Pt. 2 – Protein & Muscle Health

To improve physical muscle function and strength, adequate protein intake is needed. The proteins supply the amino acids which not only stimulate the synthesis of myofibrillar proteins (the basic unit of muscle cells) but also mitochondrial proteins necessary for producing energy, thus it is likely that increasing amino acids through protein intake improves overall metabolic function of muscle.

To maintain healthy bodily function, we constantly metabolize proteins to replace what’s been damaged through normal function or by external stressors such as training, activity, illness or injury. Ideally, protein synthesis (making new proteins) and protein breakdown (releasing amino acids from protein) are in balance. When protein breaks down faster than it is synthesized, we generally lose muscle mass. A common misconception is that increased protein consumption alone can remedy the problem.

 

Increased Protein Intake Cannot Always Solve the Muscle Loss Problem

While consuming protein will offer some support, consuming enough protein to effectively counteract the effects of muscle loss may not be realistic, and other underlying factors such as age may reduce the response of muscle to increased protein consumption. Consuming a high quality protein such as those found in animal products, or a mix of plant proteins is one way to make sure we do get adequate protein intake.

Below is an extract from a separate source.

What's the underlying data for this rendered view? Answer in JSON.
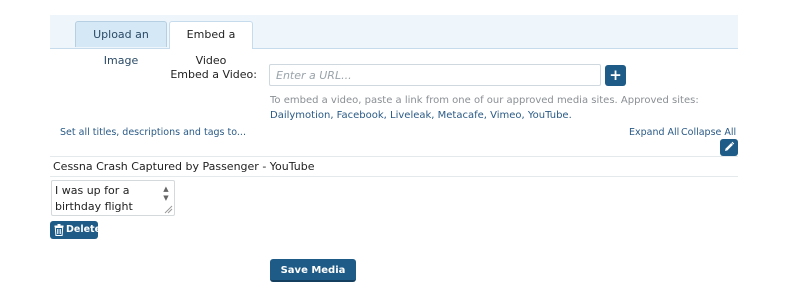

In general it is accepted that 30 grams of high quality protein consumed three times per day (morning, noon, and evening) supplies adequate amino acids for most adults.

Increasing protein intakes much above this generally do not provide any additional benefit and may in fact supply unwanted calories.

Bibliography
Betts, J.G., P. Desaix, E. Johnson, J. E. Johnson, O. Korkol, D. Kruse, B. Poe, J.A. Wise, and K.A. Young. 1999-2018. Chapter 10: Muscle Tissue, in Anatomy and Physiology, Open Stax
https://cnx.org/contents/FPtK1zmh@9.1:IxOtcn0x@4/Overview-of-Muscle-Tissues
Reviewed 16 May 2018.
Dideriksen, K., S. Reitelseder, and L. Holm. 2013. Influence of Amino Acids, Dietary Protein, and Physical Activity on Muscle Mass Development in Humans. Nutrients. 2013 Mar; 5(3): 852–876, on the US National Library of Medicine, National Institutes of Health website
https://www.ncbi.nlm.nih.gov/pmc/articles/PMC3705323/
Reviewed 17 May 2018.